(Data to examine begins)
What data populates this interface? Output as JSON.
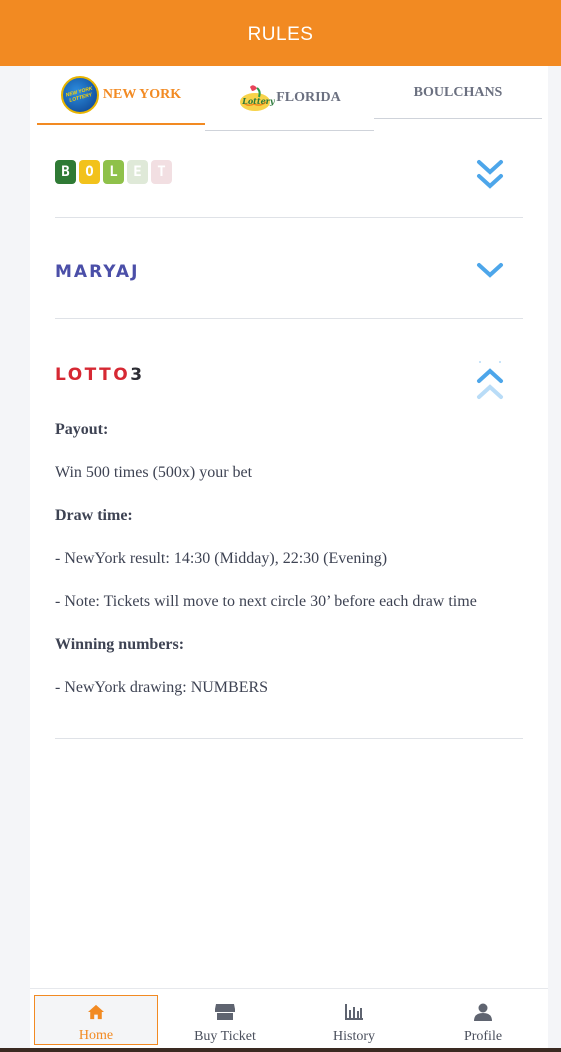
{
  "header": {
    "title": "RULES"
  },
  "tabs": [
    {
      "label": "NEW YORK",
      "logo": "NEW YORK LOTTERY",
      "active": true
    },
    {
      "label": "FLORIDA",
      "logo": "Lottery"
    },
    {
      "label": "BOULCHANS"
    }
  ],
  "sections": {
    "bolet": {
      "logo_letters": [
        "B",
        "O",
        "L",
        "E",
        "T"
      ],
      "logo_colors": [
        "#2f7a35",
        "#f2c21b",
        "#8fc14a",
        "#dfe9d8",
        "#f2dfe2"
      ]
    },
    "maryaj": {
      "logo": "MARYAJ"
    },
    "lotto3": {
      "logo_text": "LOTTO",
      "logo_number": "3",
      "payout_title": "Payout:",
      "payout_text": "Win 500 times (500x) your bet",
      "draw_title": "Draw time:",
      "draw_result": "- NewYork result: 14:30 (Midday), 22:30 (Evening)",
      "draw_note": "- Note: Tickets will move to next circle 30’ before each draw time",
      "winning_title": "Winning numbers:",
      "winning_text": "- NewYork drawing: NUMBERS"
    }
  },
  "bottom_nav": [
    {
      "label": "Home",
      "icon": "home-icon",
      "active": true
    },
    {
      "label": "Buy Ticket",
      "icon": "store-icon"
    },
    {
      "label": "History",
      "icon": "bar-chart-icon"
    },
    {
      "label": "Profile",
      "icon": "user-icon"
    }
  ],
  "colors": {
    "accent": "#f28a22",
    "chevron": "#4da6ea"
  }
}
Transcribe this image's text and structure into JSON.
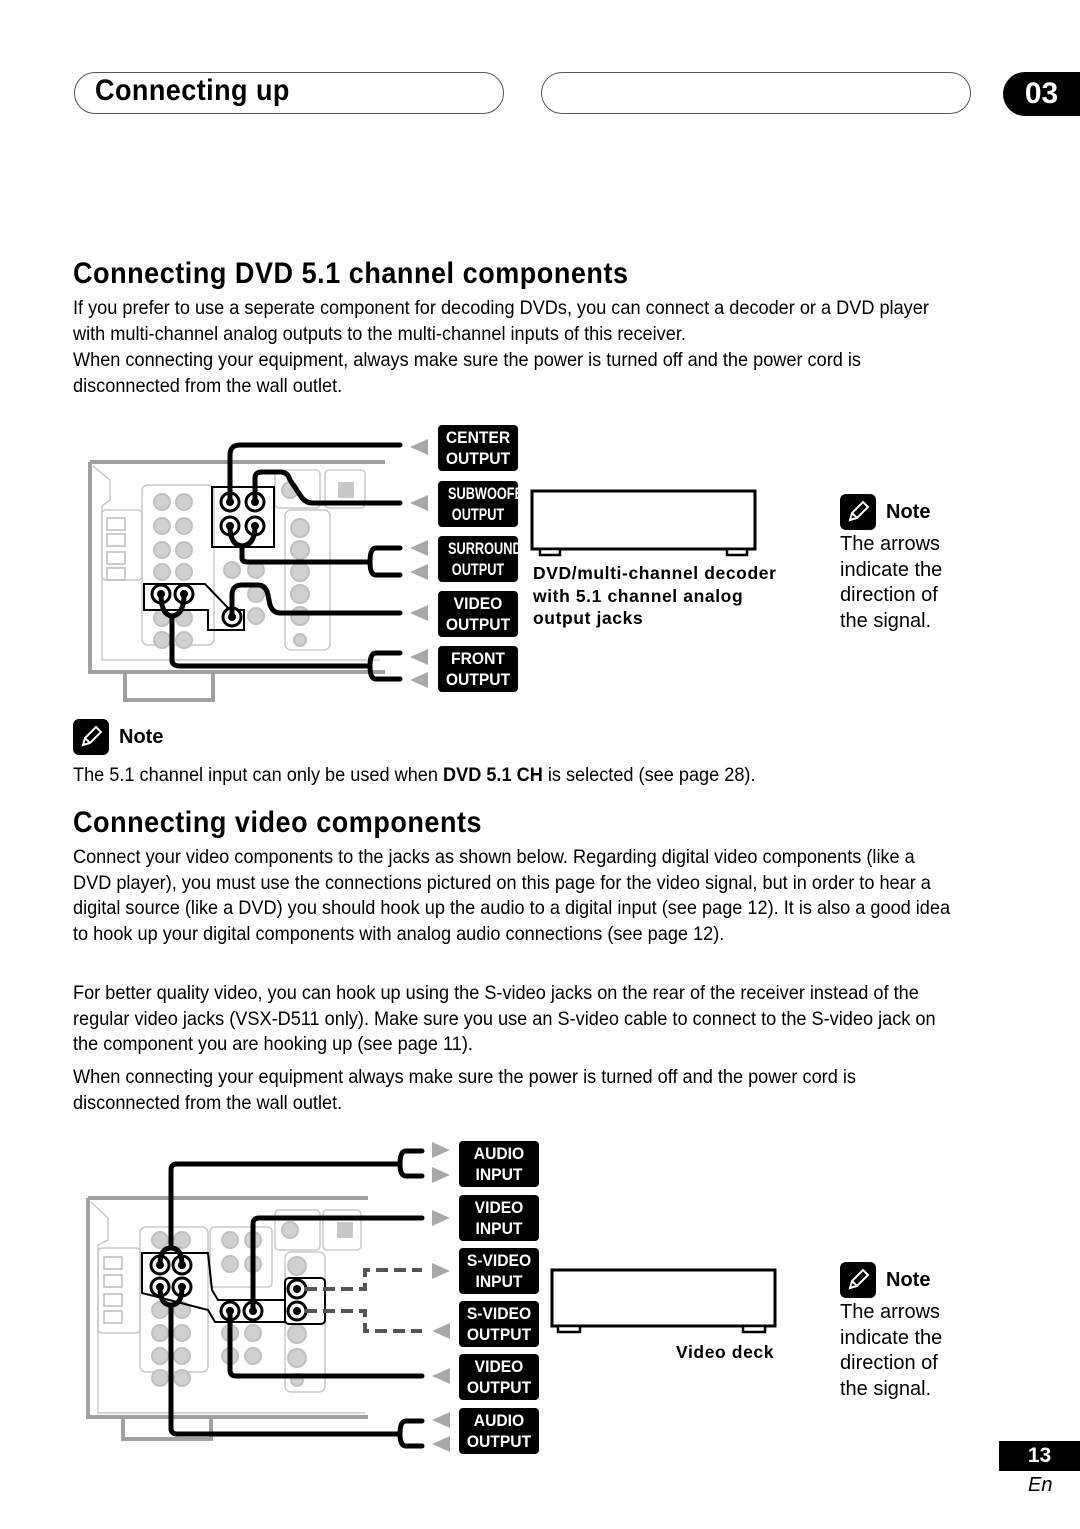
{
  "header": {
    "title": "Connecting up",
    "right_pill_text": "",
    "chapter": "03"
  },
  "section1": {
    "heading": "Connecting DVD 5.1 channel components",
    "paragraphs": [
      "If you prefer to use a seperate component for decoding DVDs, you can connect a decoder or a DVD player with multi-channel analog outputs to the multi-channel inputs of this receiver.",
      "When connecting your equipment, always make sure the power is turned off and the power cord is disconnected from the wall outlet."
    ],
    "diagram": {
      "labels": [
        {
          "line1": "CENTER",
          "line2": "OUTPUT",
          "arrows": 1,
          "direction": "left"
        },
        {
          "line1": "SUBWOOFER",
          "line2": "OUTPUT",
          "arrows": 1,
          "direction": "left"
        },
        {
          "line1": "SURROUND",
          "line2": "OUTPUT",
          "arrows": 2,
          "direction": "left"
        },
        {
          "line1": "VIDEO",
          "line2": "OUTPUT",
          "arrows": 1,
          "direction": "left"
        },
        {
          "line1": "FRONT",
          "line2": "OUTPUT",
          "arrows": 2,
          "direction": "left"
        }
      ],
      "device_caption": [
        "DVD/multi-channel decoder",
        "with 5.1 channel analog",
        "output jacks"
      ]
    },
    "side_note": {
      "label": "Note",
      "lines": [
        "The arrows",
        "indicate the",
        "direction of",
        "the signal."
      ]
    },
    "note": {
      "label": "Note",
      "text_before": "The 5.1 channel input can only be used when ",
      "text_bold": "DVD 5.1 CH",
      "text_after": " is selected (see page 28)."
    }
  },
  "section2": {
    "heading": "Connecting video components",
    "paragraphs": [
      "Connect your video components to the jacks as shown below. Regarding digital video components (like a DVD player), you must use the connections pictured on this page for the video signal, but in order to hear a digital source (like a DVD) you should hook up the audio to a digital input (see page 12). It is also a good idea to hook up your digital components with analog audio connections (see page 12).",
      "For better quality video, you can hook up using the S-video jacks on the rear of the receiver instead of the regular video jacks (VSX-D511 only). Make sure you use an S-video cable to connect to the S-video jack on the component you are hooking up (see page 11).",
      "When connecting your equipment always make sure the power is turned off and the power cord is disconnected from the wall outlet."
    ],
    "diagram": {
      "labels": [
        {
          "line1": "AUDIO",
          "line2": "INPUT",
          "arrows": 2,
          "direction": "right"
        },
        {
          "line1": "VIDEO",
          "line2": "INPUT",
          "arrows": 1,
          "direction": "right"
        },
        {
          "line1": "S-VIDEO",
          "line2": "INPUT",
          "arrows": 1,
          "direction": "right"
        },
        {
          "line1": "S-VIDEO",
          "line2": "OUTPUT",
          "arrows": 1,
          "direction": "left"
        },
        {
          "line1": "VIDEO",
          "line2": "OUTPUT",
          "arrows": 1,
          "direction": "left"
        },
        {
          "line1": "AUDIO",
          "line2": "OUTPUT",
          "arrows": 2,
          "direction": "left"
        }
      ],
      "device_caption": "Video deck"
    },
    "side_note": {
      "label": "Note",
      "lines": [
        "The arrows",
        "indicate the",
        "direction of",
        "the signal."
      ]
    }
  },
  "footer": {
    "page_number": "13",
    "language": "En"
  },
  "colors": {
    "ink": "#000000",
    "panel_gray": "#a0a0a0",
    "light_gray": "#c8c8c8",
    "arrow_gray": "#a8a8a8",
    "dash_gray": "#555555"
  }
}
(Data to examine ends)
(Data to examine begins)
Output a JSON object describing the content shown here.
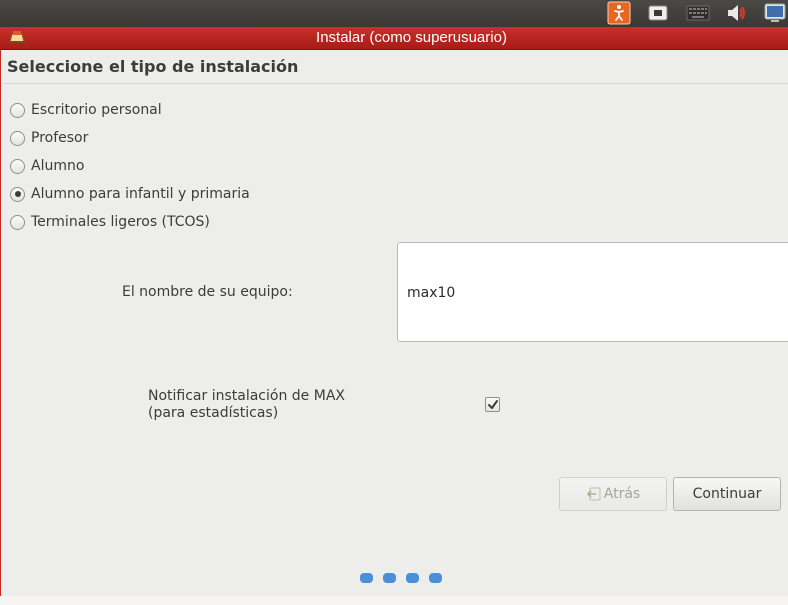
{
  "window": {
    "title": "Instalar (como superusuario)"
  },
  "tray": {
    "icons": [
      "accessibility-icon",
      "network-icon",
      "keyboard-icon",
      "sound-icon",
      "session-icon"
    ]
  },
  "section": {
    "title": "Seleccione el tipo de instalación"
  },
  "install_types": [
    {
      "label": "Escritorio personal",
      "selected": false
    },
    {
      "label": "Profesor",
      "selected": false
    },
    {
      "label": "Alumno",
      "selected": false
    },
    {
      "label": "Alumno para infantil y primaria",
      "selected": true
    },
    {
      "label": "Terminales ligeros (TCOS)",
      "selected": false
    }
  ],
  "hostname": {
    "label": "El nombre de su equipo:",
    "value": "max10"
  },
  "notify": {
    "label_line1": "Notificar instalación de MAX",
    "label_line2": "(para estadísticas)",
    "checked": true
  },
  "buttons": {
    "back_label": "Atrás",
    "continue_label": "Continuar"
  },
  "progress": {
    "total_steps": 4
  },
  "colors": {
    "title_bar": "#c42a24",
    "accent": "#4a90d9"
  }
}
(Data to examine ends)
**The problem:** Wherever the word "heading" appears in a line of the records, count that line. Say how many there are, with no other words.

**Answer to this problem:** 2